Now, it appears there is another thing we should worry about – the nuclear fallout buried in all that snow and ice. Radioactive icebergs sound like a dodgy plot device in a fanciful disaster flick along the lines of Geostorm. And yet, emerging research presented at this year's General Assembly of the European Geosciences Union (EGU) suggests that radioactive debris stored in glaciers really could be a ticking time bomb.
"Research into the impact of nuclear accidents has previously focussed on their effects on human and ecosystem health in non-glaciated areas," lead researcher Caroline Clason, from the University of Plymouth, said in a statement.
"But evidence is mounting that cryoconite on glaciers can efficiently accumulate radionuclides to potentially hazardous levels."

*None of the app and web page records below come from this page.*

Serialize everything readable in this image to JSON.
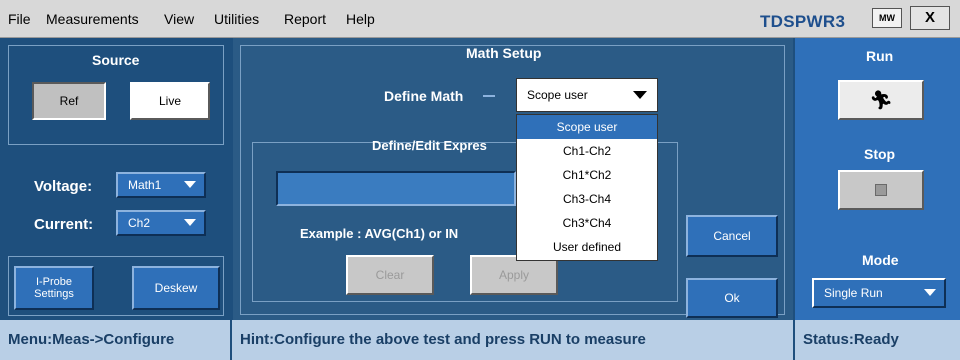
{
  "menu": {
    "items": [
      "File",
      "Measurements",
      "View",
      "Utilities",
      "Report",
      "Help"
    ],
    "app_title": "TDSPWR3",
    "app_icon_text": "MW",
    "close_label": "X"
  },
  "source": {
    "title": "Source",
    "ref_label": "Ref",
    "live_label": "Live",
    "voltage_label": "Voltage:",
    "voltage_value": "Math1",
    "current_label": "Current:",
    "current_value": "Ch2",
    "iprobe_label_1": "I-Probe",
    "iprobe_label_2": "Settings",
    "deskew_label": "Deskew"
  },
  "math_setup": {
    "title": "Math Setup",
    "define_math_label": "Define Math",
    "define_math_value": "Scope user",
    "dropdown_options": [
      "Scope user",
      "Ch1-Ch2",
      "Ch1*Ch2",
      "Ch3-Ch4",
      "Ch3*Ch4",
      "User defined"
    ],
    "selected_option": "Scope user",
    "expression_title": "Define/Edit Expres",
    "expression_value": "",
    "example_text": "Example : AVG(Ch1)  or  IN",
    "clear_label": "Clear",
    "apply_label": "Apply",
    "cancel_label": "Cancel",
    "ok_label": "Ok"
  },
  "right_panel": {
    "run_title": "Run",
    "run_icon": "running-figure-icon",
    "stop_title": "Stop",
    "stop_icon": "stop-square-icon",
    "mode_title": "Mode",
    "mode_value": "Single Run"
  },
  "status": {
    "menu_path": "Menu:Meas->Configure",
    "hint": "Hint:Configure the above test and press RUN to measure",
    "status": "Status:Ready"
  },
  "colors": {
    "background": "#1e4f7d",
    "accent_blue": "#2f70b9",
    "title_blue": "#1e4f8d",
    "statusbar": "#b9cfe6"
  }
}
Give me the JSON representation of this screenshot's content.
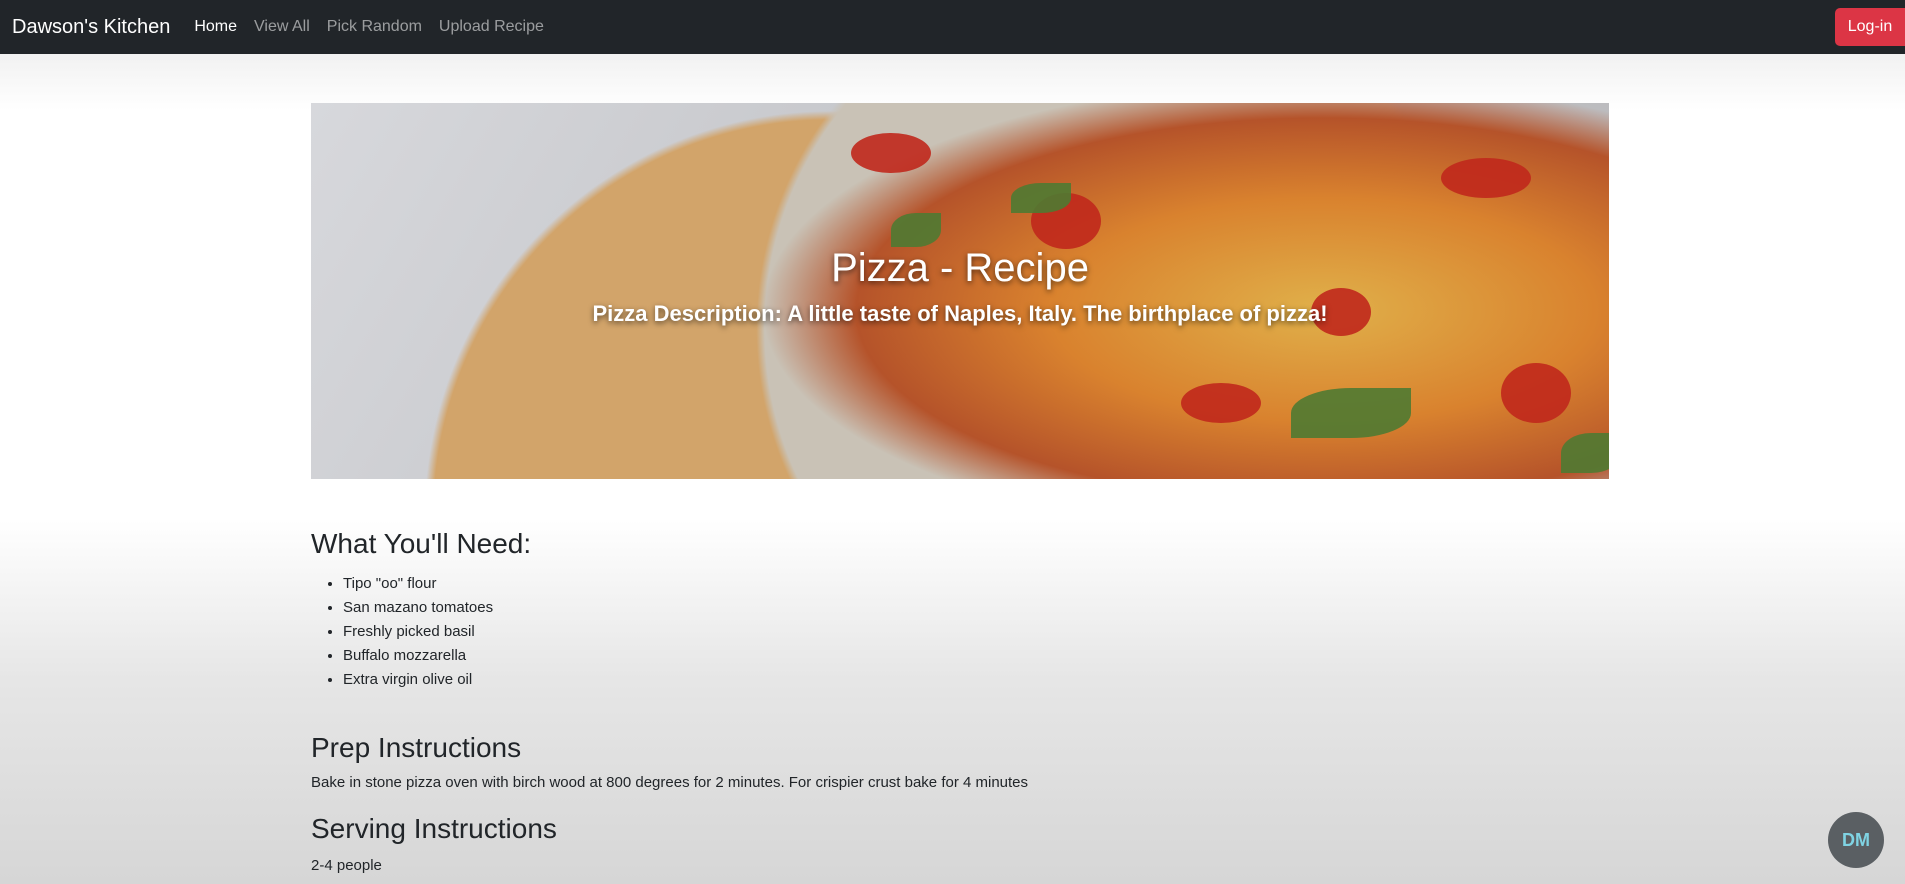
{
  "navbar": {
    "brand": "Dawson's Kitchen",
    "links": [
      {
        "label": "Home",
        "active": true
      },
      {
        "label": "View All",
        "active": false
      },
      {
        "label": "Pick Random",
        "active": false
      },
      {
        "label": "Upload Recipe",
        "active": false
      }
    ],
    "login_label": "Log-in"
  },
  "hero": {
    "title": "Pizza - Recipe",
    "subtitle": "Pizza Description: A little taste of Naples, Italy. The birthplace of pizza!"
  },
  "ingredients": {
    "heading": "What You'll Need:",
    "items": [
      "Tipo \"oo\" flour",
      "San mazano tomatoes",
      "Freshly picked basil",
      "Buffalo mozzarella",
      "Extra virgin olive oil"
    ]
  },
  "prep": {
    "heading": "Prep Instructions",
    "text": "Bake in stone pizza oven with birch wood at 800 degrees for 2 minutes. For crispier crust bake for 4 minutes"
  },
  "serving": {
    "heading": "Serving Instructions",
    "text": "2-4 people"
  },
  "fab": {
    "icon": "dm-logo-icon",
    "label": "DM"
  }
}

This is the first time an international team of researchers has set about analyzing the nuclear contents of glaciers in the Arctic, the Antarctic, the Alps and Caucasus Mountains, British Columbia, and Iceland. Their findings reveal levels of human-made radioactive material in each of the 17 sites surveyed. Frequently, these were at concentrations 10 times higher (or more) than those at non-glacial sites.
The explanation for this especially high concentration comes down to the dispersal of radioactive particles after a nuclear disaster event like Chernobyl or Fukushima. These particles are light and can travel far.

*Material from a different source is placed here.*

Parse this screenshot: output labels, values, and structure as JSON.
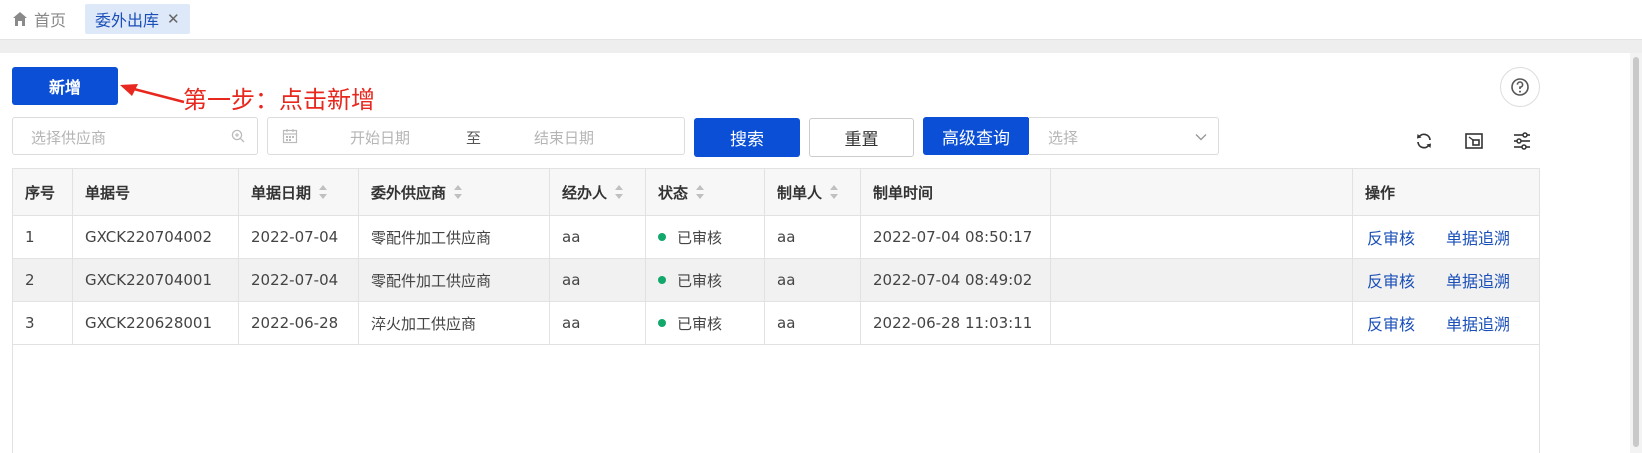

Normally, they return to the ground as acid rain, where they may be absorbed into the soil or consumed by plants. Hence, the higher concentrations of radioactivity in places like Chernobyl and Fukushima – and, subsequently, higher cancer rates, higher infertility rates, and the existence of radioactive boar. However, some of these particles will travel to icier climes where they fall to Earth as snow, land on the ice, set in weightier sediment, and accumulate in denser concentrations.
The team analyzed the material and not only did they find nuclear fallout from Chernobyl and Fukushima, both nuclear accidents, but they also found material from decades of nuclear weapons testing.
"We're talking about weapons testing from the 1950s and 1960s onwards, going right back in the development of the bomb," Clason told the Associated Press.
"If we take a sediment core you can see a clear spike where Chernobyl was, but you can also see quite a defined spike in around 1963 when there was a period of quite heavy weapons testing."
While research shows that radioactive material in the food chain is definitely not good for you, it is unclear yet what the presence of this nuclear fallout means exactly. The team hopes to find out.
"Very high concentrations of radionuclides have been found in several recent field studies, but their precise impact is yet to be established," Clason said.
"Our collaborative work is beginning to address this because it is clearly important for the pro-glacial environment and downstream communities to understand any unseen threats they might face in the future."